According to recommendations by both the World Health Organization (WHO) and the Centers for Disease Control and Prevention (CDC), pregnant women should receive the inactivated influenza vaccine at the start of the flu season. In the study entitled “Adverse events in pregnant women following administration of trivalent inactivated influenza vaccine and live attenuated influenza vaccine in the Vaccine Adverse Event Reporting System, 1990-2009” as published in the American Journal of Obstetrics & Gynecology, researchers from the CDC and the Food and Drug Administration (FDA) observed no unusual patterns of pregnancy complications or fetal outcomes among women vaccinated with the flu shot during pregnancy, thus confirming the safety of the influenza vaccine for pregnant women.
Until recently, however, little data existed on the effects of maternal influenza infection on fetuses and newborns. A recent study led by Mark C. Steinhoff, MD, of the Bloomberg School of Public Health at Johns Hopkins University as published as “Neonatal outcomes after influenza immunization during pregnancy: A randomized controlled trial” in the April 2012 issue of the Canadian Medical Association Journal sought to determine the effects of the flu on babies born to mothers with the infection as well as to the effectiveness of inactivated influenza and pneumococcal vaccines during pregnancy.
For the study, which was performed from August 2004 through December 2005, 340 pregnant women in Bangladesh received either the inactivated influenza vaccine or the 23-valent pneumococcal polysaccharide vaccine, which was the control group.
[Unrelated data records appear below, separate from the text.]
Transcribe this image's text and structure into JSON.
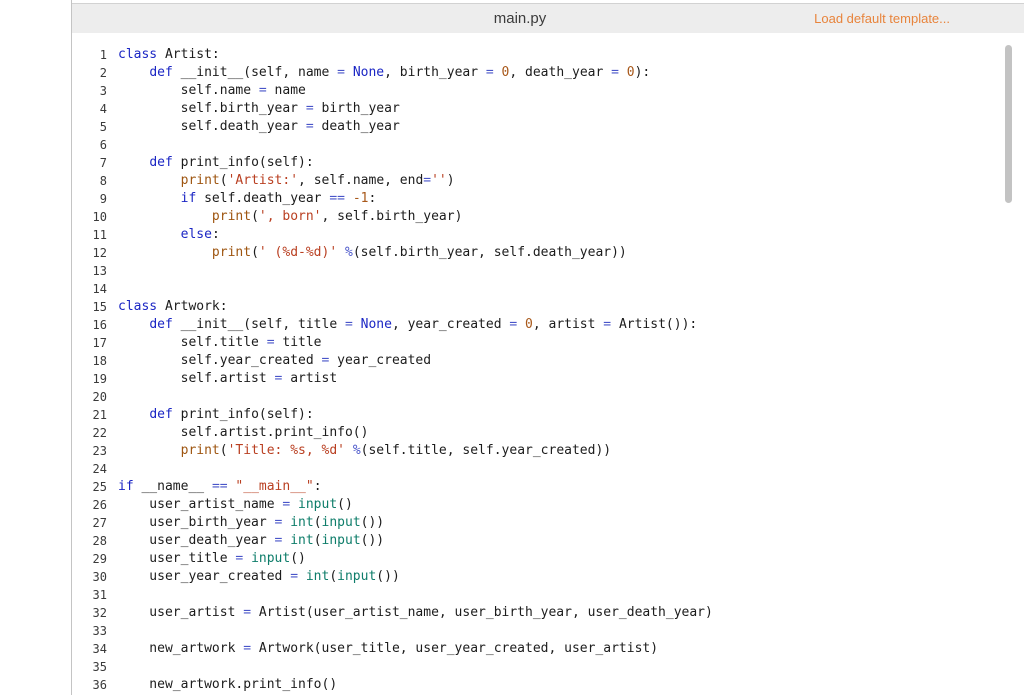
{
  "colors": {
    "accent": "#e8843c",
    "topbar_bg": "#ededed",
    "topbar_border": "#d2d2d2",
    "panel_border": "#c4c4c4",
    "filename": "#3c3c3c",
    "linenum": "#3a3a3a",
    "scrollbar": "#c3c3c3"
  },
  "header": {
    "filename": "main.py",
    "load_template_label": "Load default template..."
  },
  "editor": {
    "syntax_colors": {
      "kw": "#1b26c4",
      "atom": "#1b26c4",
      "op": "#4955c9",
      "num": "#a8581a",
      "str": "#b93f21",
      "builtin": "#9e5510",
      "func": "#0e7d6a",
      "plain": "#1c1c1c"
    },
    "lines": [
      {
        "num": 1,
        "tokens": [
          [
            "kw",
            "class"
          ],
          [
            "plain",
            " Artist:"
          ]
        ]
      },
      {
        "num": 2,
        "tokens": [
          [
            "plain",
            "    "
          ],
          [
            "kw",
            "def"
          ],
          [
            "plain",
            " __init__(self, name "
          ],
          [
            "op",
            "="
          ],
          [
            "plain",
            " "
          ],
          [
            "atom",
            "None"
          ],
          [
            "plain",
            ", birth_year "
          ],
          [
            "op",
            "="
          ],
          [
            "plain",
            " "
          ],
          [
            "num",
            "0"
          ],
          [
            "plain",
            ", death_year "
          ],
          [
            "op",
            "="
          ],
          [
            "plain",
            " "
          ],
          [
            "num",
            "0"
          ],
          [
            "plain",
            "):"
          ]
        ]
      },
      {
        "num": 3,
        "tokens": [
          [
            "plain",
            "        self.name "
          ],
          [
            "op",
            "="
          ],
          [
            "plain",
            " name"
          ]
        ]
      },
      {
        "num": 4,
        "tokens": [
          [
            "plain",
            "        self.birth_year "
          ],
          [
            "op",
            "="
          ],
          [
            "plain",
            " birth_year"
          ]
        ]
      },
      {
        "num": 5,
        "tokens": [
          [
            "plain",
            "        self.death_year "
          ],
          [
            "op",
            "="
          ],
          [
            "plain",
            " death_year"
          ]
        ]
      },
      {
        "num": 6,
        "tokens": []
      },
      {
        "num": 7,
        "tokens": [
          [
            "plain",
            "    "
          ],
          [
            "kw",
            "def"
          ],
          [
            "plain",
            " print_info(self):"
          ]
        ]
      },
      {
        "num": 8,
        "tokens": [
          [
            "plain",
            "        "
          ],
          [
            "builtin",
            "print"
          ],
          [
            "plain",
            "("
          ],
          [
            "str",
            "'Artist:'"
          ],
          [
            "plain",
            ", self.name, end"
          ],
          [
            "op",
            "="
          ],
          [
            "str",
            "''"
          ],
          [
            "plain",
            ")"
          ]
        ]
      },
      {
        "num": 9,
        "tokens": [
          [
            "plain",
            "        "
          ],
          [
            "kw",
            "if"
          ],
          [
            "plain",
            " self.death_year "
          ],
          [
            "op",
            "=="
          ],
          [
            "plain",
            " "
          ],
          [
            "num",
            "-1"
          ],
          [
            "plain",
            ":"
          ]
        ]
      },
      {
        "num": 10,
        "tokens": [
          [
            "plain",
            "            "
          ],
          [
            "builtin",
            "print"
          ],
          [
            "plain",
            "("
          ],
          [
            "str",
            "', born'"
          ],
          [
            "plain",
            ", self.birth_year)"
          ]
        ]
      },
      {
        "num": 11,
        "tokens": [
          [
            "plain",
            "        "
          ],
          [
            "kw",
            "else"
          ],
          [
            "plain",
            ":"
          ]
        ]
      },
      {
        "num": 12,
        "tokens": [
          [
            "plain",
            "            "
          ],
          [
            "builtin",
            "print"
          ],
          [
            "plain",
            "("
          ],
          [
            "str",
            "' (%d-%d)'"
          ],
          [
            "plain",
            " "
          ],
          [
            "op",
            "%"
          ],
          [
            "plain",
            "(self.birth_year, self.death_year))"
          ]
        ]
      },
      {
        "num": 13,
        "tokens": []
      },
      {
        "num": 14,
        "tokens": []
      },
      {
        "num": 15,
        "tokens": [
          [
            "kw",
            "class"
          ],
          [
            "plain",
            " Artwork:"
          ]
        ]
      },
      {
        "num": 16,
        "tokens": [
          [
            "plain",
            "    "
          ],
          [
            "kw",
            "def"
          ],
          [
            "plain",
            " __init__(self, title "
          ],
          [
            "op",
            "="
          ],
          [
            "plain",
            " "
          ],
          [
            "atom",
            "None"
          ],
          [
            "plain",
            ", year_created "
          ],
          [
            "op",
            "="
          ],
          [
            "plain",
            " "
          ],
          [
            "num",
            "0"
          ],
          [
            "plain",
            ", artist "
          ],
          [
            "op",
            "="
          ],
          [
            "plain",
            " Artist()):"
          ]
        ]
      },
      {
        "num": 17,
        "tokens": [
          [
            "plain",
            "        self.title "
          ],
          [
            "op",
            "="
          ],
          [
            "plain",
            " title"
          ]
        ]
      },
      {
        "num": 18,
        "tokens": [
          [
            "plain",
            "        self.year_created "
          ],
          [
            "op",
            "="
          ],
          [
            "plain",
            " year_created"
          ]
        ]
      },
      {
        "num": 19,
        "tokens": [
          [
            "plain",
            "        self.artist "
          ],
          [
            "op",
            "="
          ],
          [
            "plain",
            " artist"
          ]
        ]
      },
      {
        "num": 20,
        "tokens": []
      },
      {
        "num": 21,
        "tokens": [
          [
            "plain",
            "    "
          ],
          [
            "kw",
            "def"
          ],
          [
            "plain",
            " print_info(self):"
          ]
        ]
      },
      {
        "num": 22,
        "tokens": [
          [
            "plain",
            "        self.artist.print_info()"
          ]
        ]
      },
      {
        "num": 23,
        "tokens": [
          [
            "plain",
            "        "
          ],
          [
            "builtin",
            "print"
          ],
          [
            "plain",
            "("
          ],
          [
            "str",
            "'Title: %s, %d'"
          ],
          [
            "plain",
            " "
          ],
          [
            "op",
            "%"
          ],
          [
            "plain",
            "(self.title, self.year_created))"
          ]
        ]
      },
      {
        "num": 24,
        "tokens": []
      },
      {
        "num": 25,
        "tokens": [
          [
            "kw",
            "if"
          ],
          [
            "plain",
            " __name__ "
          ],
          [
            "op",
            "=="
          ],
          [
            "plain",
            " "
          ],
          [
            "str",
            "\"__main__\""
          ],
          [
            "plain",
            ":"
          ]
        ]
      },
      {
        "num": 26,
        "tokens": [
          [
            "plain",
            "    user_artist_name "
          ],
          [
            "op",
            "="
          ],
          [
            "plain",
            " "
          ],
          [
            "func",
            "input"
          ],
          [
            "plain",
            "()"
          ]
        ]
      },
      {
        "num": 27,
        "tokens": [
          [
            "plain",
            "    user_birth_year "
          ],
          [
            "op",
            "="
          ],
          [
            "plain",
            " "
          ],
          [
            "func",
            "int"
          ],
          [
            "plain",
            "("
          ],
          [
            "func",
            "input"
          ],
          [
            "plain",
            "())"
          ]
        ]
      },
      {
        "num": 28,
        "tokens": [
          [
            "plain",
            "    user_death_year "
          ],
          [
            "op",
            "="
          ],
          [
            "plain",
            " "
          ],
          [
            "func",
            "int"
          ],
          [
            "plain",
            "("
          ],
          [
            "func",
            "input"
          ],
          [
            "plain",
            "())"
          ]
        ]
      },
      {
        "num": 29,
        "tokens": [
          [
            "plain",
            "    user_title "
          ],
          [
            "op",
            "="
          ],
          [
            "plain",
            " "
          ],
          [
            "func",
            "input"
          ],
          [
            "plain",
            "()"
          ]
        ]
      },
      {
        "num": 30,
        "tokens": [
          [
            "plain",
            "    user_year_created "
          ],
          [
            "op",
            "="
          ],
          [
            "plain",
            " "
          ],
          [
            "func",
            "int"
          ],
          [
            "plain",
            "("
          ],
          [
            "func",
            "input"
          ],
          [
            "plain",
            "())"
          ]
        ]
      },
      {
        "num": 31,
        "tokens": []
      },
      {
        "num": 32,
        "tokens": [
          [
            "plain",
            "    user_artist "
          ],
          [
            "op",
            "="
          ],
          [
            "plain",
            " Artist(user_artist_name, user_birth_year, user_death_year)"
          ]
        ]
      },
      {
        "num": 33,
        "tokens": []
      },
      {
        "num": 34,
        "tokens": [
          [
            "plain",
            "    new_artwork "
          ],
          [
            "op",
            "="
          ],
          [
            "plain",
            " Artwork(user_title, user_year_created, user_artist)"
          ]
        ]
      },
      {
        "num": 35,
        "tokens": []
      },
      {
        "num": 36,
        "tokens": [
          [
            "plain",
            "    new_artwork.print_info()"
          ]
        ]
      }
    ]
  }
}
The researchers then performed an analysis of the outcomes on the babies born following maternal influenza immunization during two periods. The first period was from September 2004 through January 2005 when the influenza virus was not circulating. The second period was from February through October 2005 when the influenza virus was circulating. The researchers assessed gestational age, mean birth weight, and the proportion of infants who were small for gestational age.
During the first period in which the influenza virus was not circulating, there were no differences in the incidence of respiratory illness with fever per 100 person-months among mothers and infants in the two groups. Additionally, the proportion of infants who were small for gestational age and the mean birth weight were similar between groups.
However, during the second period in which the influenza virus was circulating, there was a substantial reduction in the incidence per 100 person-months of respiratory illness with fever among the mothers and infants who had received the influenza vaccine. Even more significantly, the proportion of infants who were small for gestational age was lower in the influenza vaccine group than in the control group. The mean birth weight was also higher among newborns whose mothers received the flu shot during pregnancy than among those who received the control vaccine.
As the researchers conclude, during the times of the year when the influenza virus is circulating, maternal immunization against the flu during pregnancy was associated with a lower proportion of newborns who were small for gestational age and an increase in mean birth weight. In other words, receiving the flu shot during pregnancy and the subsequent prevention of maternal influenza infection can influence intrauterine growth.
Yet another reason to get the flu shot during pregnancy.
Neonatal outcomes after influenza immunization during pregnancy: A randomized controlled trial: http://www.ncbi.nlm.nih.gov/pubmed/22353593
Flu Shot Preparations: http://commons.wikimedia.org/wiki/File:US_Navy_021019-N-9593M-007_Flu_shot_preparations.jpg